══ EXERCISE INPUT ══

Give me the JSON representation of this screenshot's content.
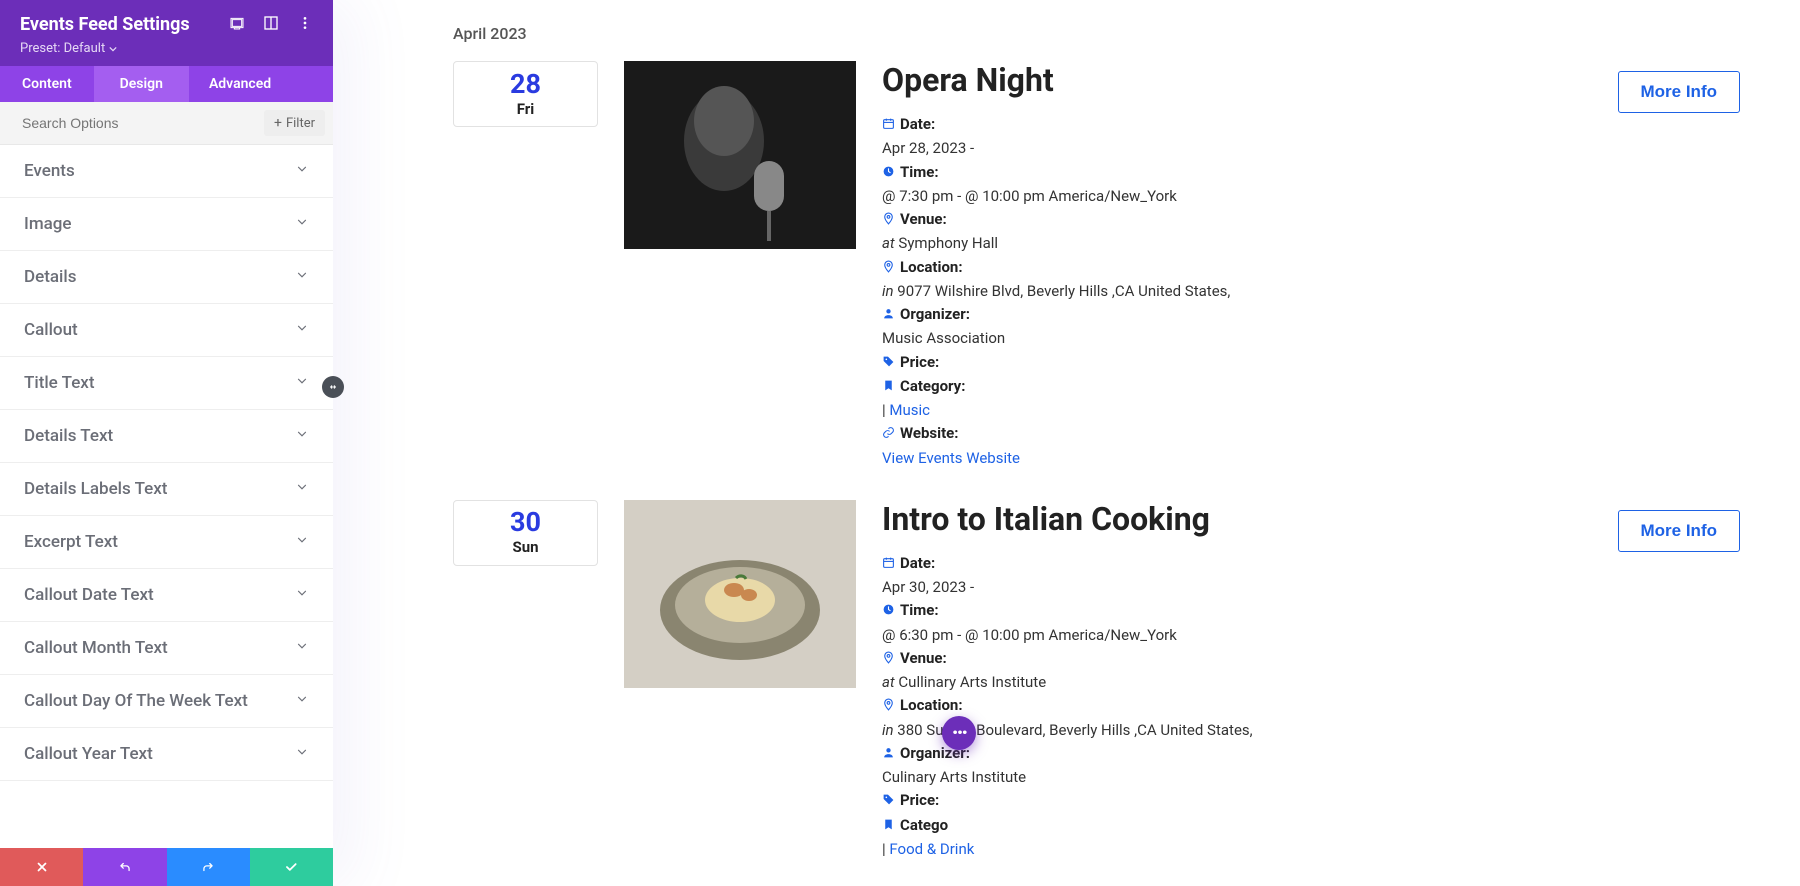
{
  "sidebar": {
    "title": "Events Feed Settings",
    "preset": "Preset: Default",
    "tabs": {
      "content": "Content",
      "design": "Design",
      "advanced": "Advanced"
    },
    "search_placeholder": "Search Options",
    "filter_label": "Filter",
    "sections": [
      {
        "label": "Events"
      },
      {
        "label": "Image"
      },
      {
        "label": "Details"
      },
      {
        "label": "Callout"
      },
      {
        "label": "Title Text"
      },
      {
        "label": "Details Text"
      },
      {
        "label": "Details Labels Text"
      },
      {
        "label": "Excerpt Text"
      },
      {
        "label": "Callout Date Text"
      },
      {
        "label": "Callout Month Text"
      },
      {
        "label": "Callout Day Of The Week Text"
      },
      {
        "label": "Callout Year Text"
      }
    ]
  },
  "main": {
    "month": "April 2023",
    "more_info": "More Info",
    "labels": {
      "date": "Date:",
      "time": "Time:",
      "venue": "Venue:",
      "location": "Location:",
      "organizer": "Organizer:",
      "price": "Price:",
      "category": "Category:",
      "website": "Website:",
      "at": "at",
      "in": "in",
      "website_link": "View Events Website"
    },
    "events": [
      {
        "day": "28",
        "dow": "Fri",
        "title": "Opera Night",
        "date": "Apr 28, 2023 -",
        "time": "@ 7:30 pm - @ 10:00 pm America/New_York",
        "venue": "Symphony Hall",
        "location": "9077 Wilshire Blvd, Beverly Hills ,CA United States,",
        "organizer": "Music Association",
        "category": "Music",
        "img": "opera"
      },
      {
        "day": "30",
        "dow": "Sun",
        "title": "Intro to Italian Cooking",
        "date": "Apr 30, 2023 -",
        "time": "@ 6:30 pm - @ 10:00 pm America/New_York",
        "venue": "Cullinary Arts Institute",
        "location": "380 Sunset Boulevard, Beverly Hills ,CA United States,",
        "organizer": "Culinary Arts Institute",
        "category": "Food & Drink",
        "img": "pasta"
      }
    ]
  },
  "fab": "···"
}
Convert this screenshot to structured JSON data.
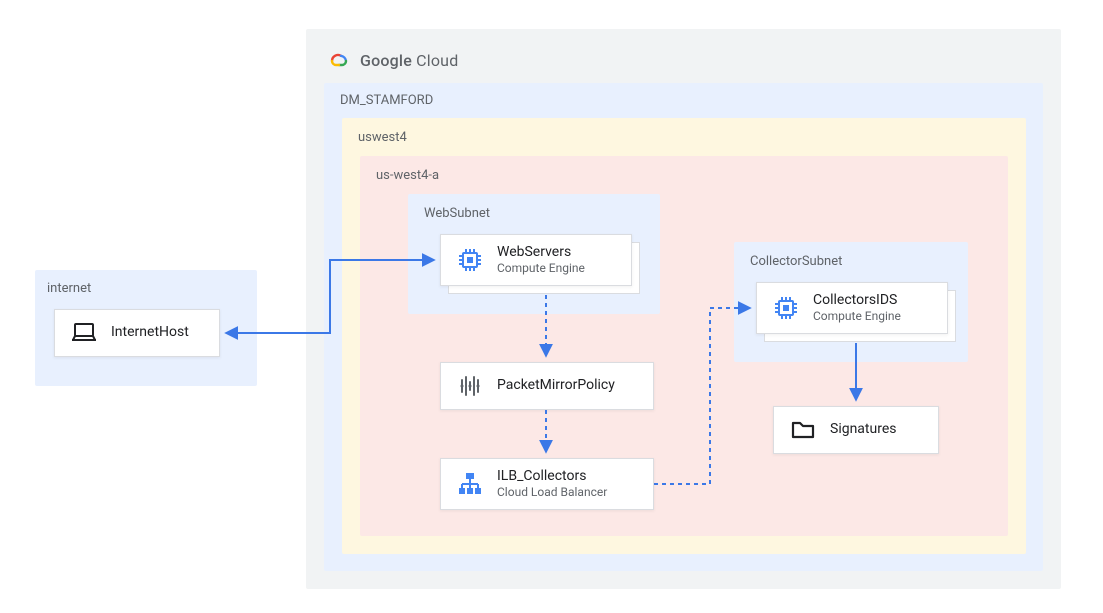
{
  "cloud_provider": {
    "bold": "Google",
    "light": "Cloud"
  },
  "containers": {
    "internet": "internet",
    "project": "DM_STAMFORD",
    "region": "uswest4",
    "zone": "us-west4-a",
    "websubnet": "WebSubnet",
    "collectorsubnet": "CollectorSubnet"
  },
  "nodes": {
    "internet_host": {
      "title": "InternetHost"
    },
    "webservers": {
      "title": "WebServers",
      "sub": "Compute Engine"
    },
    "packet_mirror": {
      "title": "PacketMirrorPolicy"
    },
    "ilb": {
      "title": "ILB_Collectors",
      "sub": "Cloud Load Balancer"
    },
    "collectors_ids": {
      "title": "CollectorsIDS",
      "sub": "Compute Engine"
    },
    "signatures": {
      "title": "Signatures"
    }
  },
  "colors": {
    "arrow": "#3b78e7",
    "internet_bg": "#e8f0fe",
    "project_bg": "#e8f0fe",
    "region_bg": "#fef7e0",
    "zone_bg": "#fce8e6",
    "websubnet_bg": "#e8f0fe",
    "collectorsubnet_bg": "#e8f0fe",
    "outer_bg": "#f1f3f4"
  }
}
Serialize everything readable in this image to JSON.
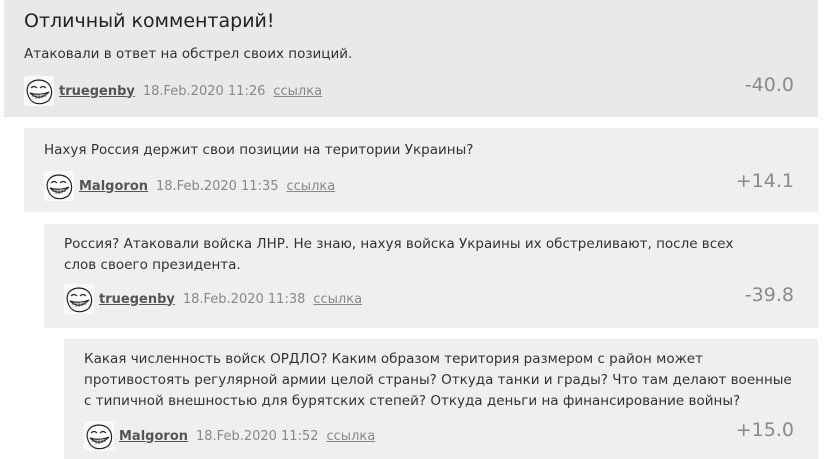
{
  "comments": [
    {
      "title": "Отличный комментарий!",
      "text": "Атаковали в ответ на обстрел своих позиций.",
      "author": "truegenby",
      "date": "18.Feb.2020 11:26",
      "link": "ссылка",
      "score": "-40.0",
      "avatar_icon": "trollface-avatar-icon"
    },
    {
      "text": "Нахуя Россия держит свои позиции на територии Украины?",
      "author": "Malgoron",
      "date": "18.Feb.2020 11:35",
      "link": "ссылка",
      "score": "+14.1",
      "avatar_icon": "trollface-avatar-icon"
    },
    {
      "text": "Россия? Атаковали войска ЛНР. Не знаю, нахуя войска Украины их обстреливают, после всех слов своего президента.",
      "author": "truegenby",
      "date": "18.Feb.2020 11:38",
      "link": "ссылка",
      "score": "-39.8",
      "avatar_icon": "trollface-avatar-icon"
    },
    {
      "text": "Какая численность войск ОРДЛО? Каким образом територия размером с район может противостоять регулярной армии целой страны? Откуда танки и грады? Что там делают военные с типичной внешностью для бурятских степей? Откуда деньги на финансирование войны?",
      "author": "Malgoron",
      "date": "18.Feb.2020 11:52",
      "link": "ссылка",
      "score": "+15.0",
      "avatar_icon": "trollface-avatar-icon"
    }
  ]
}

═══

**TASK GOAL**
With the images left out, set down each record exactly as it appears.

**RESPONSE TO THE TASK**
Give me the JSON representation of this screenshot's content.
{
  "sidebar": {
    "title": "Events Feed Settings",
    "preset": "Preset: Default",
    "tabs": {
      "content": "Content",
      "design": "Design",
      "advanced": "Advanced"
    },
    "search_placeholder": "Search Options",
    "filter_label": "Filter",
    "sections": [
      {
        "label": "Events"
      },
      {
        "label": "Image"
      },
      {
        "label": "Details"
      },
      {
        "label": "Callout"
      },
      {
        "label": "Title Text"
      },
      {
        "label": "Details Text"
      },
      {
        "label": "Details Labels Text"
      },
      {
        "label": "Excerpt Text"
      },
      {
        "label": "Callout Date Text"
      },
      {
        "label": "Callout Month Text"
      },
      {
        "label": "Callout Day Of The Week Text"
      },
      {
        "label": "Callout Year Text"
      }
    ]
  },
  "main": {
    "month": "April 2023",
    "more_info": "More Info",
    "labels": {
      "date": "Date:",
      "time": "Time:",
      "venue": "Venue:",
      "location": "Location:",
      "organizer": "Organizer:",
      "price": "Price:",
      "category": "Category:",
      "website": "Website:",
      "at": "at",
      "in": "in",
      "website_link": "View Events Website"
    },
    "events": [
      {
        "day": "28",
        "dow": "Fri",
        "title": "Opera Night",
        "date": "Apr 28, 2023 -",
        "time": "@ 7:30 pm - @ 10:00 pm America/New_York",
        "venue": "Symphony Hall",
        "location": "9077 Wilshire Blvd, Beverly Hills ,CA United States,",
        "organizer": "Music Association",
        "category": "Music",
        "img": "opera"
      },
      {
        "day": "30",
        "dow": "Sun",
        "title": "Intro to Italian Cooking",
        "date": "Apr 30, 2023 -",
        "time": "@ 6:30 pm - @ 10:00 pm America/New_York",
        "venue": "Cullinary Arts Institute",
        "location": "380 Sunset Boulevard, Beverly Hills ,CA United States,",
        "organizer": "Culinary Arts Institute",
        "category": "Food & Drink",
        "img": "pasta"
      }
    ]
  },
  "fab": "···"
}
Convert this screenshot to structured JSON data.
{
  "cloud_provider": {
    "bold": "Google",
    "light": "Cloud"
  },
  "containers": {
    "internet": "internet",
    "project": "DM_STAMFORD",
    "region": "uswest4",
    "zone": "us-west4-a",
    "websubnet": "WebSubnet",
    "collectorsubnet": "CollectorSubnet"
  },
  "nodes": {
    "internet_host": {
      "title": "InternetHost"
    },
    "webservers": {
      "title": "WebServers",
      "sub": "Compute Engine"
    },
    "packet_mirror": {
      "title": "PacketMirrorPolicy"
    },
    "ilb": {
      "title": "ILB_Collectors",
      "sub": "Cloud Load Balancer"
    },
    "collectors_ids": {
      "title": "CollectorsIDS",
      "sub": "Compute Engine"
    },
    "signatures": {
      "title": "Signatures"
    }
  },
  "colors": {
    "arrow": "#3b78e7",
    "internet_bg": "#e8f0fe",
    "project_bg": "#e8f0fe",
    "region_bg": "#fef7e0",
    "zone_bg": "#fce8e6",
    "websubnet_bg": "#e8f0fe",
    "collectorsubnet_bg": "#e8f0fe",
    "outer_bg": "#f1f3f4"
  }
}
Serialize everything readable in this image to JSON.
{
  "comments": [
    {
      "title": "Отличный комментарий!",
      "text": "Атаковали в ответ на обстрел своих позиций.",
      "author": "truegenby",
      "date": "18.Feb.2020 11:26",
      "link": "ссылка",
      "score": "-40.0",
      "avatar_icon": "trollface-avatar-icon"
    },
    {
      "text": "Нахуя Россия держит свои позиции на територии Украины?",
      "author": "Malgoron",
      "date": "18.Feb.2020 11:35",
      "link": "ссылка",
      "score": "+14.1",
      "avatar_icon": "trollface-avatar-icon"
    },
    {
      "text": "Россия? Атаковали войска ЛНР. Не знаю, нахуя войска Украины их обстреливают, после всех слов своего президента.",
      "author": "truegenby",
      "date": "18.Feb.2020 11:38",
      "link": "ссылка",
      "score": "-39.8",
      "avatar_icon": "trollface-avatar-icon"
    },
    {
      "text": "Какая численность войск ОРДЛО? Каким образом територия размером с район может противостоять регулярной армии целой страны? Откуда танки и грады? Что там делают военные с типичной внешностью для бурятских степей? Откуда деньги на финансирование войны?",
      "author": "Malgoron",
      "date": "18.Feb.2020 11:52",
      "link": "ссылка",
      "score": "+15.0",
      "avatar_icon": "trollface-avatar-icon"
    }
  ]
}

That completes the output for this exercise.